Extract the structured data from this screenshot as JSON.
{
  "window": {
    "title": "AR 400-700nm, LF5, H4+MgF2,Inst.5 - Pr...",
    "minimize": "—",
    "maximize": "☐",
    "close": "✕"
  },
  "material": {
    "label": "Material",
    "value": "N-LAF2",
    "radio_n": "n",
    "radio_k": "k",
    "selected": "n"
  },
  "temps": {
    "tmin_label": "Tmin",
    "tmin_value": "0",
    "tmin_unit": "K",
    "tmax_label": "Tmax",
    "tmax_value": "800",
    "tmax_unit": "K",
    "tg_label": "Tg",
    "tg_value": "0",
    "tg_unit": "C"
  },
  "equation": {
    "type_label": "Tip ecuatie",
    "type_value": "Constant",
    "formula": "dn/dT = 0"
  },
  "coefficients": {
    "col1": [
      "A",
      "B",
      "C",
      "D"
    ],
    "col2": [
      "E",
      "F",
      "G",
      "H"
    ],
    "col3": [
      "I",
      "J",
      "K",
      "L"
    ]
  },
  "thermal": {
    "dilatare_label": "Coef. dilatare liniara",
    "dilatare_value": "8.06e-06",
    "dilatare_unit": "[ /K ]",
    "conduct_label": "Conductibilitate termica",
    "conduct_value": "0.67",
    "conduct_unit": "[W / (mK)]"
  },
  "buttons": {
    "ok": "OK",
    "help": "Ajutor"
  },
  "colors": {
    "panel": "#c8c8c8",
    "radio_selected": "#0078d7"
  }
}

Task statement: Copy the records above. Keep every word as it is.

Answer to this problem:
Extract the structured data from this screenshot as JSON.
{
  "window": {
    "title": "AR 400-700nm, LF5, H4+MgF2,Inst.5 - Pr...",
    "minimize": "—",
    "maximize": "☐",
    "close": "✕"
  },
  "material": {
    "label": "Material",
    "value": "N-LAF2",
    "radio_n": "n",
    "radio_k": "k",
    "selected": "n"
  },
  "temps": {
    "tmin_label": "Tmin",
    "tmin_value": "0",
    "tmin_unit": "K",
    "tmax_label": "Tmax",
    "tmax_value": "800",
    "tmax_unit": "K",
    "tg_label": "Tg",
    "tg_value": "0",
    "tg_unit": "C"
  },
  "equation": {
    "type_label": "Tip ecuatie",
    "type_value": "Constant",
    "formula": "dn/dT = 0"
  },
  "coefficients": {
    "col1": [
      "A",
      "B",
      "C",
      "D"
    ],
    "col2": [
      "E",
      "F",
      "G",
      "H"
    ],
    "col3": [
      "I",
      "J",
      "K",
      "L"
    ]
  },
  "thermal": {
    "dilatare_label": "Coef. dilatare liniara",
    "dilatare_value": "8.06e-06",
    "dilatare_unit": "[ /K ]",
    "conduct_label": "Conductibilitate termica",
    "conduct_value": "0.67",
    "conduct_unit": "[W / (mK)]"
  },
  "buttons": {
    "ok": "OK",
    "help": "Ajutor"
  },
  "colors": {
    "panel": "#c8c8c8",
    "radio_selected": "#0078d7"
  }
}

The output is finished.